• **BRIEF**:
For the records below, give the number of lines containing the word "quantity" and no other text.

(Items from an interface collection)
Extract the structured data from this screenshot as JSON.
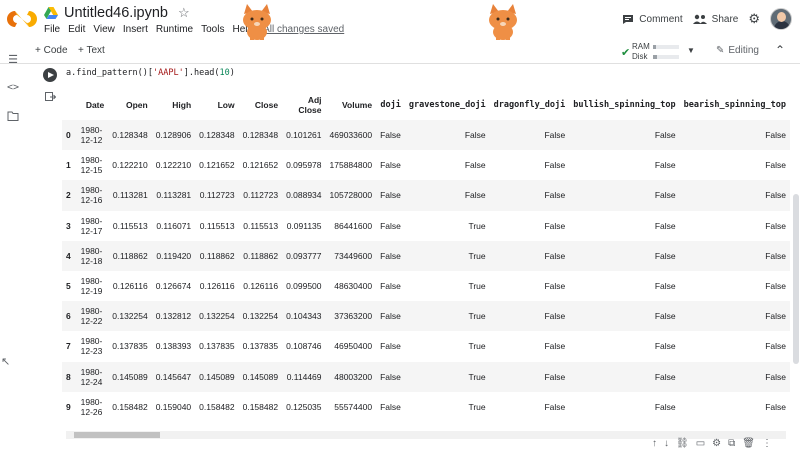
{
  "app": {
    "notebook_title": "Untitled46.ipynb",
    "menu": [
      "File",
      "Edit",
      "View",
      "Insert",
      "Runtime",
      "Tools",
      "Help"
    ],
    "save_status": "All changes saved",
    "comment_label": "Comment",
    "share_label": "Share"
  },
  "toolbar": {
    "code_label": "+ Code",
    "text_label": "+ Text",
    "ram_label": "RAM",
    "disk_label": "Disk",
    "ram_usage": 0.12,
    "disk_usage": 0.14,
    "editing_label": "Editing"
  },
  "cell": {
    "code_prefix": "a.find_pattern()[",
    "code_string": "'AAPL'",
    "code_mid": "].head(",
    "code_number": "10",
    "code_suffix": ")"
  },
  "table": {
    "columns": [
      "",
      "Date",
      "Open",
      "High",
      "Low",
      "Close",
      "Adj Close",
      "Volume",
      "doji",
      "gravestone_doji",
      "dragonfly_doji",
      "bullish_spinning_top",
      "bearish_spinning_top"
    ],
    "rows": [
      [
        "0",
        "1980-12-12",
        "0.128348",
        "0.128906",
        "0.128348",
        "0.128348",
        "0.101261",
        "469033600",
        "False",
        "False",
        "False",
        "False",
        "False"
      ],
      [
        "1",
        "1980-12-15",
        "0.122210",
        "0.122210",
        "0.121652",
        "0.121652",
        "0.095978",
        "175884800",
        "False",
        "False",
        "False",
        "False",
        "False"
      ],
      [
        "2",
        "1980-12-16",
        "0.113281",
        "0.113281",
        "0.112723",
        "0.112723",
        "0.088934",
        "105728000",
        "False",
        "False",
        "False",
        "False",
        "False"
      ],
      [
        "3",
        "1980-12-17",
        "0.115513",
        "0.116071",
        "0.115513",
        "0.115513",
        "0.091135",
        "86441600",
        "False",
        "True",
        "False",
        "False",
        "False"
      ],
      [
        "4",
        "1980-12-18",
        "0.118862",
        "0.119420",
        "0.118862",
        "0.118862",
        "0.093777",
        "73449600",
        "False",
        "True",
        "False",
        "False",
        "False"
      ],
      [
        "5",
        "1980-12-19",
        "0.126116",
        "0.126674",
        "0.126116",
        "0.126116",
        "0.099500",
        "48630400",
        "False",
        "True",
        "False",
        "False",
        "False"
      ],
      [
        "6",
        "1980-12-22",
        "0.132254",
        "0.132812",
        "0.132254",
        "0.132254",
        "0.104343",
        "37363200",
        "False",
        "True",
        "False",
        "False",
        "False"
      ],
      [
        "7",
        "1980-12-23",
        "0.137835",
        "0.138393",
        "0.137835",
        "0.137835",
        "0.108746",
        "46950400",
        "False",
        "True",
        "False",
        "False",
        "False"
      ],
      [
        "8",
        "1980-12-24",
        "0.145089",
        "0.145647",
        "0.145089",
        "0.145089",
        "0.114469",
        "48003200",
        "False",
        "True",
        "False",
        "False",
        "False"
      ],
      [
        "9",
        "1980-12-26",
        "0.158482",
        "0.159040",
        "0.158482",
        "0.158482",
        "0.125035",
        "55574400",
        "False",
        "True",
        "False",
        "False",
        "False"
      ]
    ]
  },
  "colors": {
    "logo_orange": "#f9ab00",
    "logo_dark_orange": "#e8710a",
    "saved_check": "#1e8e3e",
    "row_stripe": "#f5f5f5"
  },
  "icons": [
    "colab-logo",
    "drive-icon",
    "star-icon",
    "comment-icon",
    "share-icon",
    "gear-icon",
    "avatar",
    "check-icon",
    "dropdown-icon",
    "pencil-icon",
    "collapse-icon",
    "toc-icon",
    "code-snippets-icon",
    "files-icon",
    "run-icon",
    "output-icon",
    "cat-sticker"
  ]
}
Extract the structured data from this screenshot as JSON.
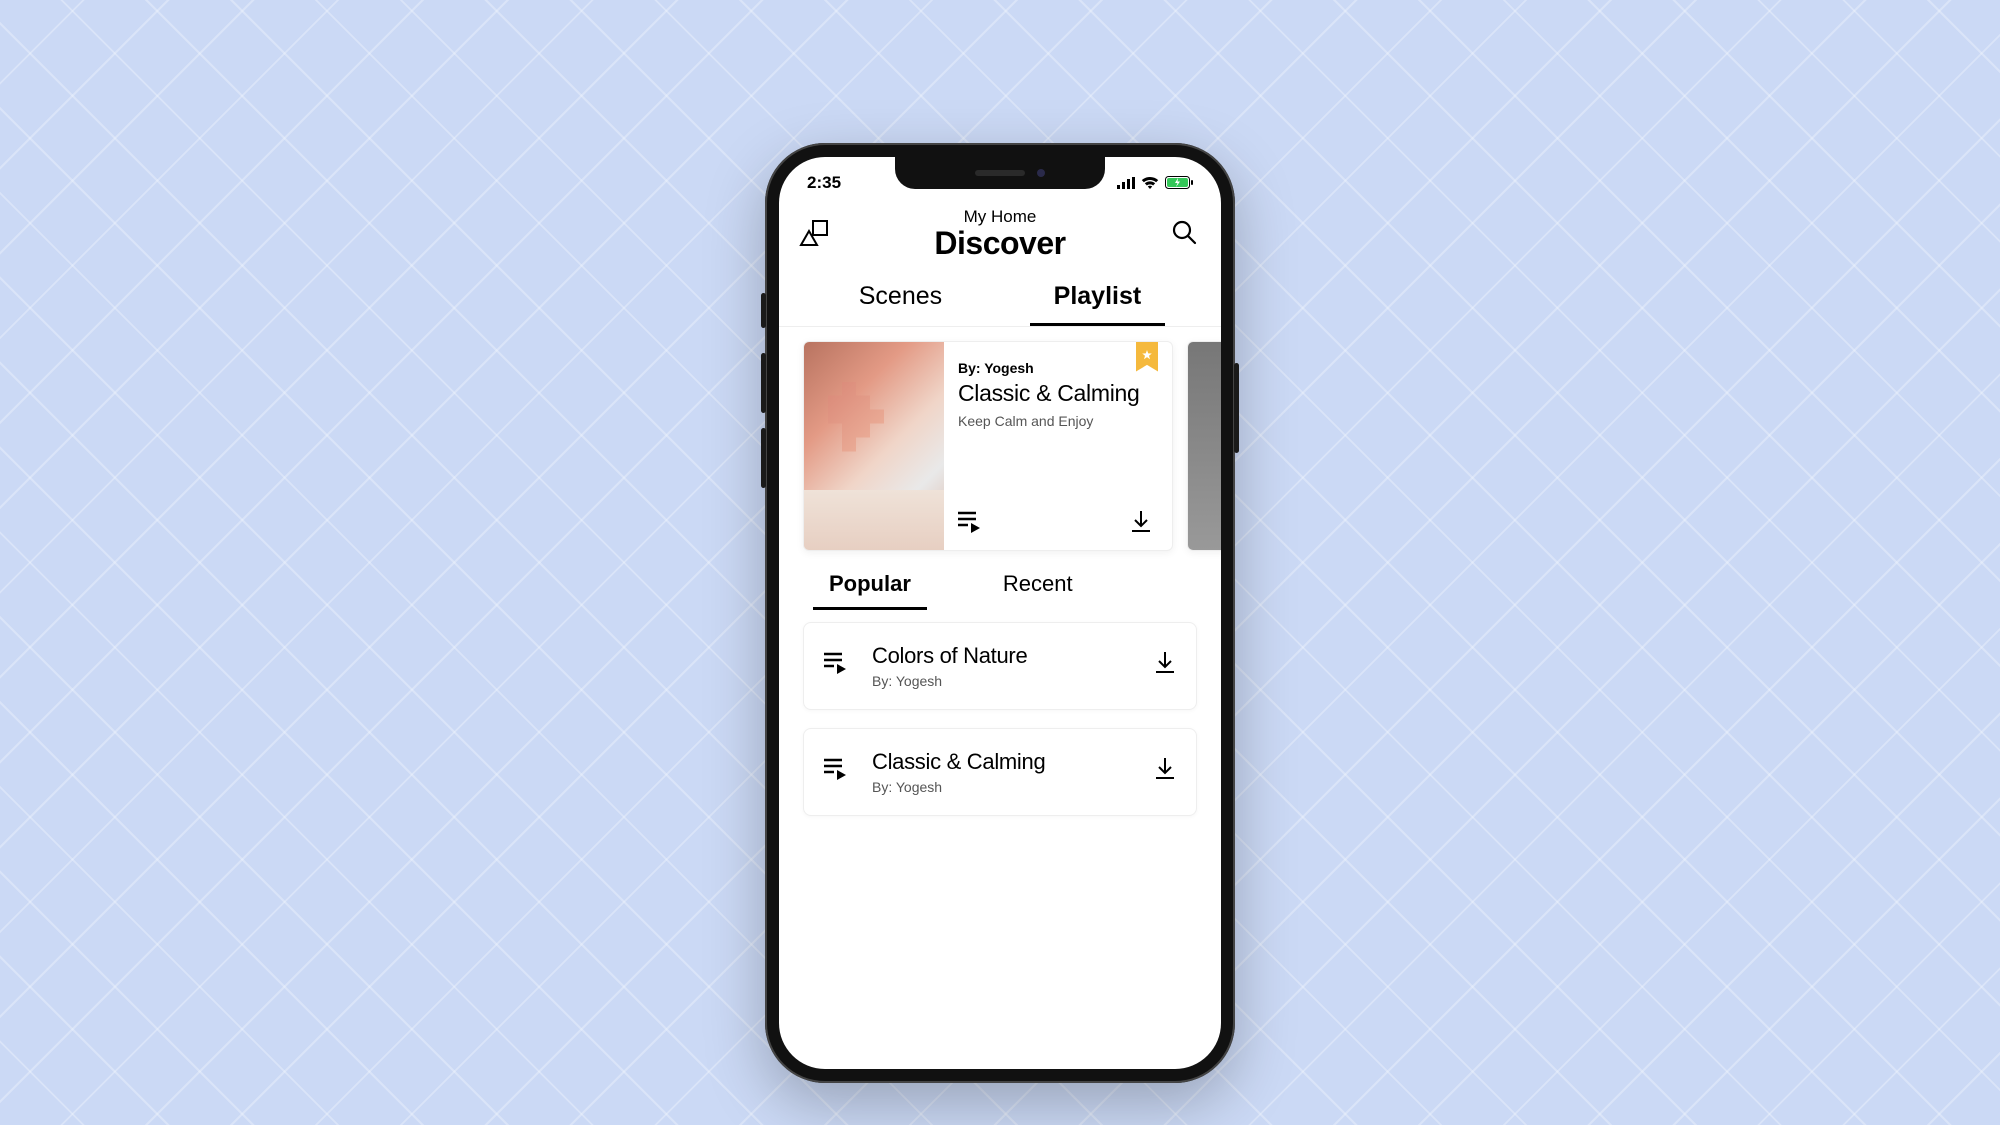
{
  "status": {
    "time": "2:35"
  },
  "header": {
    "subtitle": "My Home",
    "title": "Discover"
  },
  "tabs": {
    "scenes": "Scenes",
    "playlist": "Playlist",
    "active": "playlist"
  },
  "featured": {
    "by_label": "By: Yogesh",
    "title": "Classic & Calming",
    "subtitle": "Keep Calm and Enjoy"
  },
  "subtabs": {
    "popular": "Popular",
    "recent": "Recent",
    "active": "popular"
  },
  "list": {
    "items": [
      {
        "title": "Colors of Nature",
        "by": "By: Yogesh"
      },
      {
        "title": "Classic & Calming",
        "by": "By: Yogesh"
      }
    ]
  }
}
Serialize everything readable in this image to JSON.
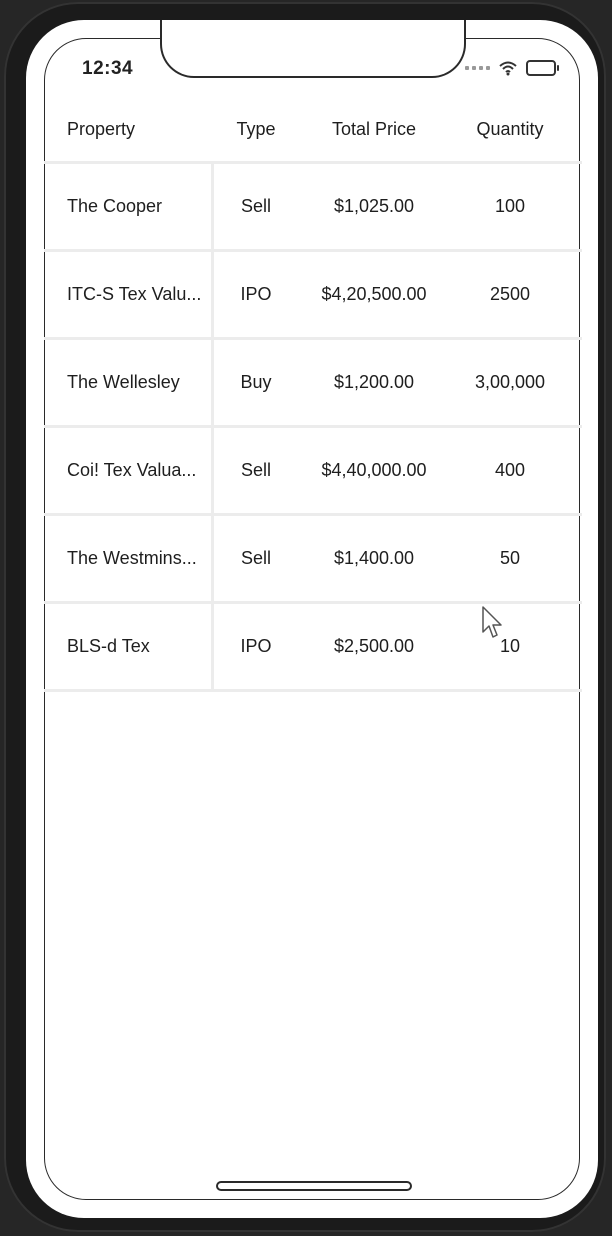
{
  "status_bar": {
    "time": "12:34"
  },
  "table": {
    "headers": {
      "property": "Property",
      "type": "Type",
      "total_price": "Total Price",
      "quantity": "Quantity"
    },
    "rows": [
      {
        "property": "The Cooper",
        "type": "Sell",
        "total_price": "$1,025.00",
        "quantity": "100"
      },
      {
        "property": "ITC-S Tex Valu...",
        "type": "IPO",
        "total_price": "$4,20,500.00",
        "quantity": "2500"
      },
      {
        "property": "The Wellesley",
        "type": "Buy",
        "total_price": "$1,200.00",
        "quantity": "3,00,000"
      },
      {
        "property": "Coi! Tex Valua...",
        "type": "Sell",
        "total_price": "$4,40,000.00",
        "quantity": "400"
      },
      {
        "property": "The Westmins...",
        "type": "Sell",
        "total_price": "$1,400.00",
        "quantity": "50"
      },
      {
        "property": "BLS-d Tex",
        "type": "IPO",
        "total_price": "$2,500.00",
        "quantity": "10"
      }
    ]
  },
  "icons": {
    "signal": "signal-icon",
    "wifi": "wifi-icon",
    "battery": "battery-icon",
    "cursor": "cursor-icon"
  }
}
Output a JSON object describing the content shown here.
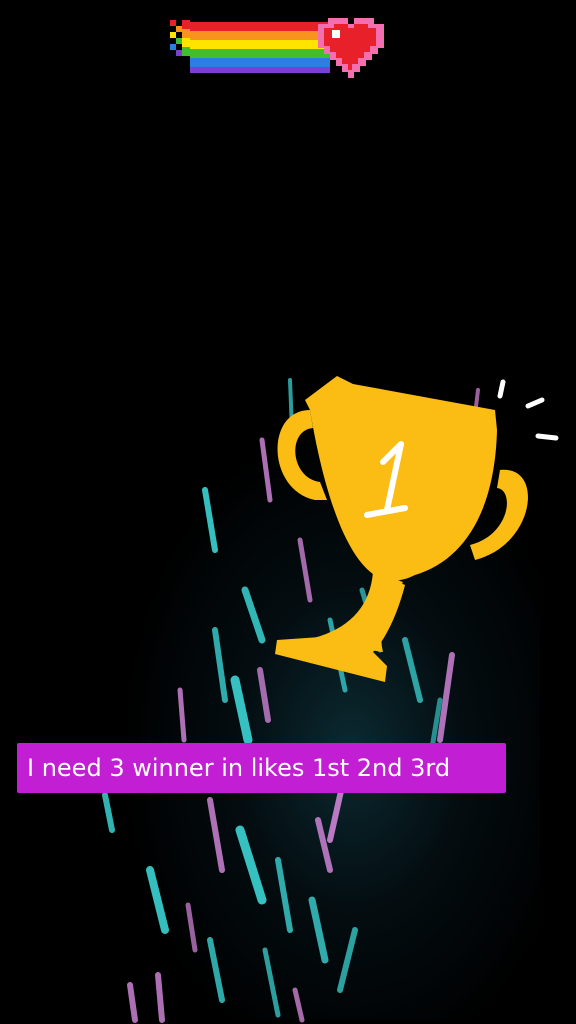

• **ANSWER SPACE**:
7